Anne Serre is a remarkable and unusual writer; her pen a scalpel dissecting the human condition with painful precision. The Fool & Other Moral Tales – three novellas – is lyrical and disturbing, wonderful and terrible, arousing and devastating. The hallucinatory, and at times nightmarish quality, is beautifully rendered by translator Mark Hutchinson.

All three tales adventure through the multiple guises and meanings of The Fool. Is he a fallen angel, a grotesque carrier of vice and folly bringing wisdom in his wake as a consequence of blind faith, hopeless romance and reckless desire, or is he an abortive saint, a mistaken revolutionary? The ultimate shapeshifter, he can lead you to Heaven or Hell or, if you get stuck, into the abyss.  

Continue reading Review | The Fool & Other Moral Tales, Anne Serre | Les Fugitives

Spotlight | La Familia Grande, Camille Kouchner | Éditions du Seuil

The publication of La Familia Grande by Camille Kouchner reveals how incest is everpresent at the highest levels of French society, even among the most glamorous, powerful, bohemian, left wing intellectual Parisian élite, known as “la gauche caviar” (champagne socialists). In France, one in ten people say they are victims of incest according to Ipsos.

Camille Kouchner is the daughter of the late feminist, political scientist and lecturer Évelyne Pisier, and Bernard Kouchner, co-founder of the medical charity Médecins Sans Frontières and Minister of Foreign and European Affairs under President Nicolas Sarkozy, having previously been a minister during Mitterand’s presidency.

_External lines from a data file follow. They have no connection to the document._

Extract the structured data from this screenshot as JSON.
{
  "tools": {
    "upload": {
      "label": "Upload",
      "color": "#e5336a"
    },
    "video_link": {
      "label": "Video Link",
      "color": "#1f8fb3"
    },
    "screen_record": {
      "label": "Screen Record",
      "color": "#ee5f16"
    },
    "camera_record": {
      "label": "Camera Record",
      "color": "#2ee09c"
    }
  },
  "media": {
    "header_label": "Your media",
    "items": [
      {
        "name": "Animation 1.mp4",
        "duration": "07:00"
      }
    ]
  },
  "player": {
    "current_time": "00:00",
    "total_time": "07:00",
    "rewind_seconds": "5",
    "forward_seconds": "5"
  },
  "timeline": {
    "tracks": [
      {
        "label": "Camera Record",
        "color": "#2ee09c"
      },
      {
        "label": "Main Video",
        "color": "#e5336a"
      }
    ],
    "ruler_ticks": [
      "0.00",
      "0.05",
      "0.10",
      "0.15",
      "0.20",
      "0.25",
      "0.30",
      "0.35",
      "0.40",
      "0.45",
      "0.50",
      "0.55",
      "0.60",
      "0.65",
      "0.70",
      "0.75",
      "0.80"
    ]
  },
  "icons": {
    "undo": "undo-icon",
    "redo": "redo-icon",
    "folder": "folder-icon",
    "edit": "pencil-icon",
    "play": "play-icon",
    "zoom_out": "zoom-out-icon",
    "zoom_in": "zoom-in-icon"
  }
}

In 2010, the Jerusalem Post considered Bernard Kouchner the fifteenth most influential Jew in the world.

Continue reading Spotlight | La Familia Grande, Camille Kouchner | Éditions du Seuil

Podcast LIVE | Wrapping up Bridging the Divide: Translation and the Art of Empathy | season 2

Hello, hello!

The second season of our weekly BookBlast Podcast series Bridging the Divide: Translation and the Art of Empathy went out in September. Our audience loved the first seven podcasts in the series so here’s the next eight for you to discover if you have not already done so!

The hosts, Georgia de Chamberet and Lucy Popescu, interview leading independent publishers, their award-winning or up-and-coming authors and highly creative translators filling a unique niche in showcasing inner and outer worlds, enriching our literary culture. Reviews of the books are featured in online journal, The BookBlast Diary.

So tune in and come on a literary adventure : it’s perfect to get you through lockdown 2.
Continue reading Podcast LIVE | Wrapping up Bridging the Divide: Translation and the Art of Empathy | season 2

Review | On Terrorism: Conversations with My Daughter, Tahar Ben Jelloun | Small Axes/HopeRoad

The Moroccan poet, novelist, essayist, and journalist, Tahar Ben Jelloun, is one of France’s most celebrated writers. He has written extensively about Moroccan culture, the immigrant experience, human rights, and sexual identity. An author who intervenes in politics, On Terrorism: Conversations with My Daughter (translated from the French by Aneesa Abbas Higgins) is the third book in a series in which the previous titles are Racism and Islam explained. It takes the form of a semi-imagined dialogue between him and his daughter. Continue reading Review | On Terrorism: Conversations with My Daughter, Tahar Ben Jelloun | Small Axes/HopeRoad